# [What is required]
Please report every line of the listing below that has the word "JSON" in it.

╭─ Listed entries

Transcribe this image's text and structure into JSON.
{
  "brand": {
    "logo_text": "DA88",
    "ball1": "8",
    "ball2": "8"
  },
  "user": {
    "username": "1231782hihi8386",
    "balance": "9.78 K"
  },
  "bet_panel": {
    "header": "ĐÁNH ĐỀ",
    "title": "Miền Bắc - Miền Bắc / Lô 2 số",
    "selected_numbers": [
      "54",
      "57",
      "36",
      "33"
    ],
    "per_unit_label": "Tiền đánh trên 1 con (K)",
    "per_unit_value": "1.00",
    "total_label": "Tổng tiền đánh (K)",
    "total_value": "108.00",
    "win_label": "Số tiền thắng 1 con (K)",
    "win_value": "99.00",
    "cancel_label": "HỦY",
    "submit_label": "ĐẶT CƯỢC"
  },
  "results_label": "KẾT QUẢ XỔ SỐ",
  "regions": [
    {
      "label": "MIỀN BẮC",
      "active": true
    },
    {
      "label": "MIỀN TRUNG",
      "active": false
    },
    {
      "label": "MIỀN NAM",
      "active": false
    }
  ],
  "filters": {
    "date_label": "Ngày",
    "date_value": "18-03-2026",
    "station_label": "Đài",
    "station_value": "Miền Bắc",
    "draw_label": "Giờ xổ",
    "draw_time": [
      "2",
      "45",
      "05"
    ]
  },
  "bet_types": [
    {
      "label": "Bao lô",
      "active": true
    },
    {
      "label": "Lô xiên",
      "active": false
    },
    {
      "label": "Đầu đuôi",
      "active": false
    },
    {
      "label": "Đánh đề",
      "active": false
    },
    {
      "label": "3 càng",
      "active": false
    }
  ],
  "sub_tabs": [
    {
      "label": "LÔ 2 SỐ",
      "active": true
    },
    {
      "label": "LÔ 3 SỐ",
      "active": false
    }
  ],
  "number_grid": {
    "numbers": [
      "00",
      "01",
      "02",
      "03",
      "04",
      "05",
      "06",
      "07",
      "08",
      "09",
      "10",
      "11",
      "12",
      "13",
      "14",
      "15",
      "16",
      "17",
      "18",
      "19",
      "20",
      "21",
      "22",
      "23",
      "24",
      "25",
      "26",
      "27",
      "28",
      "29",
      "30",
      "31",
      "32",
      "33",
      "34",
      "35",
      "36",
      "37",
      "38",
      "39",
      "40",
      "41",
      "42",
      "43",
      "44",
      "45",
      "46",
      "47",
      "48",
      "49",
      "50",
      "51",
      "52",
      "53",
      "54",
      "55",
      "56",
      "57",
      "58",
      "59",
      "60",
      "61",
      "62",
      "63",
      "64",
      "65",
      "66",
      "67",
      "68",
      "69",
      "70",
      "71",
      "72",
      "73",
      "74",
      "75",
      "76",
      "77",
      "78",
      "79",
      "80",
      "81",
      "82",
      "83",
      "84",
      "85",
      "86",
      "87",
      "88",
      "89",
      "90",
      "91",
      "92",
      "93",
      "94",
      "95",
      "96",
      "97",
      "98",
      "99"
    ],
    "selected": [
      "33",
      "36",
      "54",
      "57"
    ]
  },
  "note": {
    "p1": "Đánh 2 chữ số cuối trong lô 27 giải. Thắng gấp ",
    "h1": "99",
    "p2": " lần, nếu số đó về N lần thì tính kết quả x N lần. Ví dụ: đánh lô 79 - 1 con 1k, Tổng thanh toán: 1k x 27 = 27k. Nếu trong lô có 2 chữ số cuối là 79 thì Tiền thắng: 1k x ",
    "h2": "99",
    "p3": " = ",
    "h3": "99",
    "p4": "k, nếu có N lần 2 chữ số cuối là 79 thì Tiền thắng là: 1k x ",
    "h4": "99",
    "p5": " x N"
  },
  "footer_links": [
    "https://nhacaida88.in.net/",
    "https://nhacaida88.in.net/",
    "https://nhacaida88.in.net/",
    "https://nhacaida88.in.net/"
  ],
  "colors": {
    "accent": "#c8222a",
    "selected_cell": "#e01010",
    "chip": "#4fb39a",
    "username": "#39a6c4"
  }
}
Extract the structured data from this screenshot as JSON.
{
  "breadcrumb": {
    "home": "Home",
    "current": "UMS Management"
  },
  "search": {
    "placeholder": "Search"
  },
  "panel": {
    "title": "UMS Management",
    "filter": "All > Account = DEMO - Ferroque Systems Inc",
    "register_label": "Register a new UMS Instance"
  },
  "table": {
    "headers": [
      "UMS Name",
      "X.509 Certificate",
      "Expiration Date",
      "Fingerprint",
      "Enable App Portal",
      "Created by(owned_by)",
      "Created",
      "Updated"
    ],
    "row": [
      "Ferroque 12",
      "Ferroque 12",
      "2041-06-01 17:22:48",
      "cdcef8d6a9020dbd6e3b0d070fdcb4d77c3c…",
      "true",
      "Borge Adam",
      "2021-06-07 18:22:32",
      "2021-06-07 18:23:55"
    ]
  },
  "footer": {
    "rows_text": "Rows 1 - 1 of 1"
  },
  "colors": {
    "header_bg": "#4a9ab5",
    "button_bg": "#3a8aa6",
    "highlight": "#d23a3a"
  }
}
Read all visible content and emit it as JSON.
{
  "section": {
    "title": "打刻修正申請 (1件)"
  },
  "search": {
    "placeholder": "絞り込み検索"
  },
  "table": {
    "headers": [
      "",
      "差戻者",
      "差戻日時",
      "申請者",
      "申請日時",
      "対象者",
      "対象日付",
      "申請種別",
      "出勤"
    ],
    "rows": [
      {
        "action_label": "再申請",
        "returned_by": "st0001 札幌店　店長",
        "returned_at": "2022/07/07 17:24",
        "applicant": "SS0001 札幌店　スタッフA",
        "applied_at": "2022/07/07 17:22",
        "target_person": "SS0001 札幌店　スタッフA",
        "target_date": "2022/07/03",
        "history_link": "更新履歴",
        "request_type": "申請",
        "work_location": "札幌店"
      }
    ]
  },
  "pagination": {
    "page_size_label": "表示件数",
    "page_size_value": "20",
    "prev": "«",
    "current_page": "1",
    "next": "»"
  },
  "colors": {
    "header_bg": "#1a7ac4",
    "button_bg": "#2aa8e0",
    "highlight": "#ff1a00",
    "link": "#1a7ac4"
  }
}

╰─

# [Answer to the problem]
Transcribe this image's text and structure into JSON.
Extract the structured data from this screenshot as JSON.
Read all visible content and emit it as JSON.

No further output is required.